A more seasoned journalist colleague likes to remind me that August is the "silly season".
That's when the news prospects look thin and the news day feels really slow.
The tell-tale sign is usually the first Loch Ness Monster story.
But this August, the headlines have been pepped up wonderfully by the Olympics.
And for me, they have been enlivened by the early stages of an election campaign that's hardly registering on most people's radar.
Elections for our first Police and Crime Commissioners (PCCs) aren't until the middle of November.
They'll be the politicians charged with bringing the local police to account; also hiring and firing chief constables if necessary.
Yet this novel but significant role appears to be having teething problems.
Its candidate, Alan Charles, fell on his sword. He stood down because of a conviction as a juvenile almost 50 years ago.
He may have been a vice-chairman of Derbyshire's Police Authority for three years and a respected county councillor for 20 years.
But Alan Charles was briefed that his offence ruled him out as a PCC candidate.
Juvenile convictions for imprisonable offences will bar people from becoming a police and crime commissioner.
At that stage, he said: "The Labour Party has only received clarification from the Home Office and the Electoral Commission that juvenile convictions for imprisonable offences will bar people from becoming a police and crime commissioner."
He had been given a 12 months conditional discharge.
The offence? That has yet to be disclosed by Councillor Charles or the Labour Party.
In an exercise of damage limitation, Labour gave the nod to the media that Hardyal Dhindsa, a Derby City councillor, would be the replacement candidate. And in quick time too.
To get away from it all, Alan Charles headed off for a holiday on the East Yorkshire coast.
But it now transpires that the county councillor didn't have his head in a bag of seaside fish and chips.
He had been consulting with senior Labour legal advisers.
Was the coalition's legislation, which set up PCCs, legally watertight and could it be challenged?
I don't know the answer to that. What is clear now is that Alan Charles is back.
He's been reinstated as Labour's official PCC candidate for Derbyshire.
Hardyal Dhindsa is certainly perplexed, as will be the voters of Derbyshire.
Labour now says: "Due to a distinct lack of clarity from the Home Office, we have sought further legal advice on behalf of Alan Charles, and it has become clear that he is eligible to become a Police and Crime Commissioner (PCC) candidate.
"The Labour Party has written to the Home Office calling for them to urgently provide more information and much greater clarity on the interpretation of their legislation for all involved in these elections.
"Therefore Alan Charles is Labour candidate for PCC in Derbyshire."
So Labour is sticking by its original choice of candidate.
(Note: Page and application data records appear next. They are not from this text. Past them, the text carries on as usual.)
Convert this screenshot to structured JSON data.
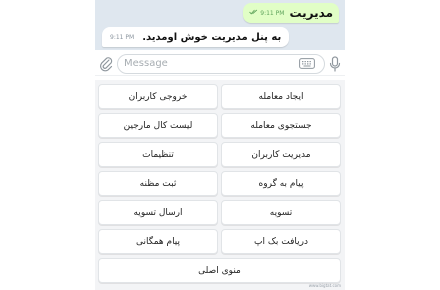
{
  "messages": {
    "outgoing": {
      "text": "مدیریت",
      "time": "9:11 PM",
      "status": "read-double-check-icon"
    },
    "incoming": {
      "text": "به پنل مدیریت خوش اومدید.",
      "time": "9:11 PM"
    }
  },
  "composer": {
    "placeholder": "Message",
    "icons": [
      "paperclip-icon",
      "keyboard-icon",
      "microphone-icon"
    ]
  },
  "keyboard": {
    "rows": [
      [
        "ایجاد معامله",
        "خروجی کاربران"
      ],
      [
        "جستجوی معامله",
        "لیست کال مارجین"
      ],
      [
        "مدیریت کاربران",
        "تنظیمات"
      ],
      [
        "پیام به گروه",
        "ثبت مظنه"
      ],
      [
        "تسویه",
        "ارسال تسویه"
      ],
      [
        "دریافت بک اپ",
        "پیام همگانی"
      ],
      [
        "منوی اصلی"
      ]
    ]
  },
  "watermark": "www.bigtat.com",
  "colors": {
    "chat_bg": "#dfe7ef",
    "outgoing_bubble": "#e1fec6",
    "incoming_bubble": "#ffffff",
    "keyboard_bg": "#f3f4f6",
    "check_color": "#5fa45c"
  }
}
It has also thrown a gauntlet down to challenge one of David Cameron's pet projects.
Alan Charles will be back from the seaside soon enough and returns to the campaign trail in Derbyshire.
He could be making news for the rest of August... unless the Loch Ness Monster beats him to it.